And although big influencers reach a lot of people (0.04 percent of 10 million is still a lot), this reach comes with a price tag to match, highlighting one of the other major advantages of micro influencers.
Micro influencers offer value for money.
Partnering with celebrities can cost tens of thousands of dollars for a single post. This puts large influencers well out of reach for many brands.
On the other hand, 84 percent of micro influencers charge less than $250 per post, and are within reach of any business. Of course, these influencers have far less reach than someone with millions of followers, so brands have to establish more partnerships and be careful about who they choose for an effective social media marketing strategy.
The bottom line is, this still works out to be better value for money.

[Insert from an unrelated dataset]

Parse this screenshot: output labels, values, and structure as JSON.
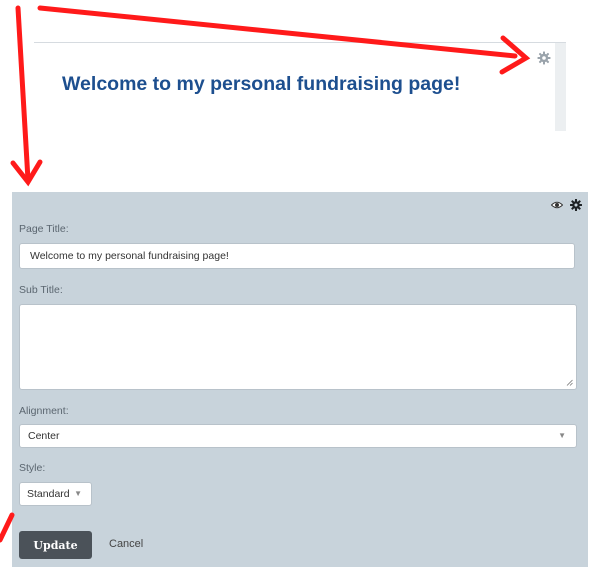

A report from New York based influencer platform Bloglovin shows the average cost of posts from micro influencers on different platforms. Let’s go back to the ‘less than $250’ amount charged by micro influencers. This means that even with a budget of only $5000, a marketer can expect between 30 and 100 posts that reach over 125,000 people.
By distributing budget across many different influencers, instead of placing all your eggs in one basket, marketers can minimise the risk when it comes to social media marketing.
It all comes down to influencer segmentation.
Pick a diverse group of influencers who target different elements of your target market. This allows you to capitalise on higher engagement rates of micro influencers and increase the effectiveness of your campaign.
On top of this, if an influencer doesn’t bring in the expected engagement, then it does less damage to your overall strategy, because you have built a campaign around many small successes, rather than betting everything on the success of one horse.
Often, distrust in influencer marketing comes from cases where a brand has thrown a lot of resources into one or a few influencers, and have seen poor returns because of a misalignment between brand and ambassador.
Fast-growing platforms like Instagram offer big rewards to marketers who understand how to make the most out of them. Brands using micro influencers often find that the high engagement they get by targeting niche markets with trusted influencers leads to more genuine content and impressive ROI. How ready is your brand to enter the age of the micro influencer?
BY MICHAEL BIRD Mike is CEO and Co-Founder of digital marketing agency Social Garden. Social Garden specializes in data-driven lead generation and marketing automation to grow companies’ revenue in different verticals in Australia.